WHAT IS NEEDED: Say how many lines in the entries hold the word "Portal", and reply with that number only.

Data about app and page elements:

- - - -

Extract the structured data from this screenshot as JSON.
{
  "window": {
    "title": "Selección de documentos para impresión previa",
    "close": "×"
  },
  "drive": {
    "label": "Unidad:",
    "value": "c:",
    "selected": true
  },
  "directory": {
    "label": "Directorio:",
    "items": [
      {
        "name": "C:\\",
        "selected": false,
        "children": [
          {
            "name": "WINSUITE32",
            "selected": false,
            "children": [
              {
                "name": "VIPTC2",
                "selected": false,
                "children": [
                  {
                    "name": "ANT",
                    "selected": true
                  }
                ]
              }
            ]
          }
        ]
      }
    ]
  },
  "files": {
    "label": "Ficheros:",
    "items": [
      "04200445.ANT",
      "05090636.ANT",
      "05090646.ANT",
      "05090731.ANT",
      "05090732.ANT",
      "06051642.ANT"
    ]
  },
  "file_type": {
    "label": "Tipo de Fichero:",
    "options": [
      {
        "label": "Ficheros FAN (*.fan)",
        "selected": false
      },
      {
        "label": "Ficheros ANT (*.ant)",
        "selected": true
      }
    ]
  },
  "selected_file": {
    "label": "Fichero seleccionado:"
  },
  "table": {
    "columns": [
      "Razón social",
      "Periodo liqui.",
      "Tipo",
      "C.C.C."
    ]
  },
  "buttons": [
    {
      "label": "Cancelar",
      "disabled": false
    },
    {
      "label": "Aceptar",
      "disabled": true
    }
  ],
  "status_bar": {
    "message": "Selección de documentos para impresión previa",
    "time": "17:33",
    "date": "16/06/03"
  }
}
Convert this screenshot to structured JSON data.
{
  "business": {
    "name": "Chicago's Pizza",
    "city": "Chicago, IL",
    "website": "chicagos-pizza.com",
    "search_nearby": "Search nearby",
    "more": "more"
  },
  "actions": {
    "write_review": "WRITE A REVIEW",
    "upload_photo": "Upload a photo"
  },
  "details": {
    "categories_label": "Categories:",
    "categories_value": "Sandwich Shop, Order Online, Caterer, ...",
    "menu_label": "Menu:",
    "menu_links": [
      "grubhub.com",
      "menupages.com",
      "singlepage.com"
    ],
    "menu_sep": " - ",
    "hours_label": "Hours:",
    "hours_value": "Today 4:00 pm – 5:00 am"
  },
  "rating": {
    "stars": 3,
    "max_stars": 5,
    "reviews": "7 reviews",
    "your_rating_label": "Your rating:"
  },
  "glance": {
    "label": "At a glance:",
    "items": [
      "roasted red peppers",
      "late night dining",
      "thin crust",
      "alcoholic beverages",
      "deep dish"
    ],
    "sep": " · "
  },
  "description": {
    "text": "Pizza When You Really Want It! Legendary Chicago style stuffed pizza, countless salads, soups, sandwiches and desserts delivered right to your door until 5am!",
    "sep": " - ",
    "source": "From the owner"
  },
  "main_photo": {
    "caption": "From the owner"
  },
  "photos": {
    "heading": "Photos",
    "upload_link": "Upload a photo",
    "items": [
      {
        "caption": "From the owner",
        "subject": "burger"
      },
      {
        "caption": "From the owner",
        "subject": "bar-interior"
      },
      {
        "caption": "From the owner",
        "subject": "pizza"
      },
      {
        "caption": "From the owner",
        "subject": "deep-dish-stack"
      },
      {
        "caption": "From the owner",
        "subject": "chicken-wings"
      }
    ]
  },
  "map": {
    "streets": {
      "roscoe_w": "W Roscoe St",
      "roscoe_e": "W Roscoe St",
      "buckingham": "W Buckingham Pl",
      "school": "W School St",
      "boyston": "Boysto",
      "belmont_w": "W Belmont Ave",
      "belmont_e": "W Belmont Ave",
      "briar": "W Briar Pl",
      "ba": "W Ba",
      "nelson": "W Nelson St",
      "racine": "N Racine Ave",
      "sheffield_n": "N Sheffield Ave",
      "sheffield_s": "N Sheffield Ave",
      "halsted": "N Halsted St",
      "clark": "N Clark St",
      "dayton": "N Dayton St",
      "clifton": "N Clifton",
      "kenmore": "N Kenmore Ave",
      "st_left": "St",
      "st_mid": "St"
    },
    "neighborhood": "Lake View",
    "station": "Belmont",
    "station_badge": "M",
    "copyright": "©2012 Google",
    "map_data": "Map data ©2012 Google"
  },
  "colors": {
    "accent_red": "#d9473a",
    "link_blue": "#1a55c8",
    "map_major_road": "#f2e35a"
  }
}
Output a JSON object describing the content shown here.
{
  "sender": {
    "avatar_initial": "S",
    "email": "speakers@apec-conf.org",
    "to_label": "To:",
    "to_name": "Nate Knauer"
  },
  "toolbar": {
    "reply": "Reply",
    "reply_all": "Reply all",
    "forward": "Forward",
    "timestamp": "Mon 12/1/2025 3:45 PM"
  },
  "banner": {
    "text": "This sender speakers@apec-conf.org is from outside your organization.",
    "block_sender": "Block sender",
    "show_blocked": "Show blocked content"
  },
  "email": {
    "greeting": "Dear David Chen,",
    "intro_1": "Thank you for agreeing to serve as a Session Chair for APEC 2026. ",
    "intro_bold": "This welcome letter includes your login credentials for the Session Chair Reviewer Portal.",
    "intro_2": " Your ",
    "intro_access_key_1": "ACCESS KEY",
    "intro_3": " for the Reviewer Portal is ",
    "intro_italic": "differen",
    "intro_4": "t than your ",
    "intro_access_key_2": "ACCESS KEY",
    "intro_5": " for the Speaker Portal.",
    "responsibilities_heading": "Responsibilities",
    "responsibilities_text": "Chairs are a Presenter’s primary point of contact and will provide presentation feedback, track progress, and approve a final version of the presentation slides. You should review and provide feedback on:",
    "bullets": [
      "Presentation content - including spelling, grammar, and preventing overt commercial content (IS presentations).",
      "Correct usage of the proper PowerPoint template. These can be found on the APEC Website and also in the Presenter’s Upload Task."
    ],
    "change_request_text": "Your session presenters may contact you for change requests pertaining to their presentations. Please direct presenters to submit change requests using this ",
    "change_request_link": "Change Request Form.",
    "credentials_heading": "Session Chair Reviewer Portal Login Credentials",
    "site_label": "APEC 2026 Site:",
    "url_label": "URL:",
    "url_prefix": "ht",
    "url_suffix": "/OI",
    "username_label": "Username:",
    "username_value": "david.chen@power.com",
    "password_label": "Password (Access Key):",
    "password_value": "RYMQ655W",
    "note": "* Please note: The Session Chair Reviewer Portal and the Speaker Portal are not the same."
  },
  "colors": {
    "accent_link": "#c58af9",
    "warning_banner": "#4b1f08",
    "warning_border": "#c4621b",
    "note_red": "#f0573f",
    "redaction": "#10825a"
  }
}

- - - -

SOLUTION TO THE EXERCISE: 5